▸ REQUIRED ACTION:
Please copy every line from the records below that contains the string "nMesse".

┌────────

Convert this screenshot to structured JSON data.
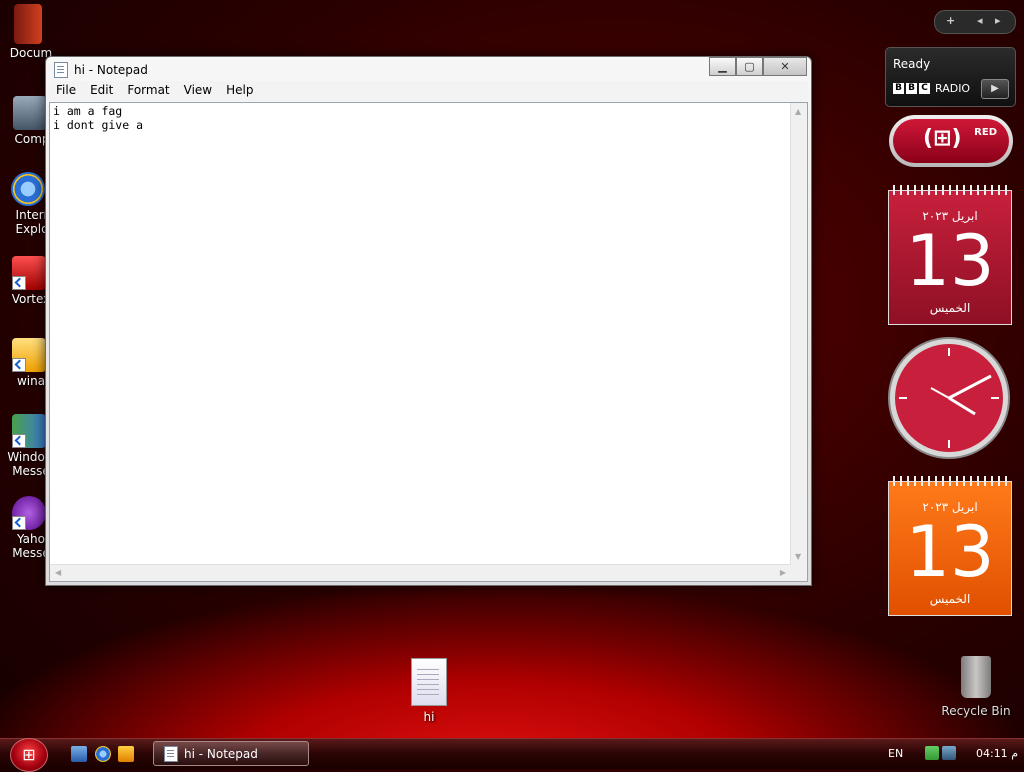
{
  "desktop_icons": [
    {
      "label": "Docum",
      "icon": "documents-folder-icon"
    },
    {
      "label": "Comp",
      "icon": "computer-icon"
    },
    {
      "label": "Interr\nExplo",
      "icon": "internet-explorer-icon"
    },
    {
      "label": "Vortex",
      "icon": "vortex-icon"
    },
    {
      "label": "wina",
      "icon": "winamp-icon"
    },
    {
      "label": "Window\nMesse",
      "icon": "windows-messenger-icon"
    },
    {
      "label": "Yaho\nMesse",
      "icon": "yahoo-messenger-icon"
    }
  ],
  "notepad": {
    "title": "hi - Notepad",
    "menu": [
      "File",
      "Edit",
      "Format",
      "View",
      "Help"
    ],
    "content": "i am a fag\ni dont give a "
  },
  "gadgets": {
    "radio": {
      "status": "Ready",
      "brand": [
        "B",
        "B",
        "C"
      ],
      "name": "RADIO"
    },
    "red": {
      "label": "RED"
    },
    "calendar1": {
      "month": "ابريل ٢٠٢٣",
      "day": "13",
      "weekday": "الخميس"
    },
    "calendar2": {
      "month": "ابريل ٢٠٢٣",
      "day": "13",
      "weekday": "الخميس"
    },
    "sidebar_controls": {
      "add": "+",
      "prev": "◂",
      "next": "▸"
    }
  },
  "desktop_files": {
    "hi": "hi",
    "recycle_bin": "Recycle Bin"
  },
  "taskbar": {
    "active_window": "hi - Notepad",
    "language": "EN",
    "time": "04:11 م"
  },
  "colors": {
    "desktop_red": "#b00000",
    "calendar_red": "#c8203c",
    "calendar_orange": "#ff7a1a",
    "clock_red": "#c8203c"
  }
}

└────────

▸ SOLUTION TO THIS EXERCISE:
      "label": "Window\nMesse",
      "label": "Yaho\nMesse",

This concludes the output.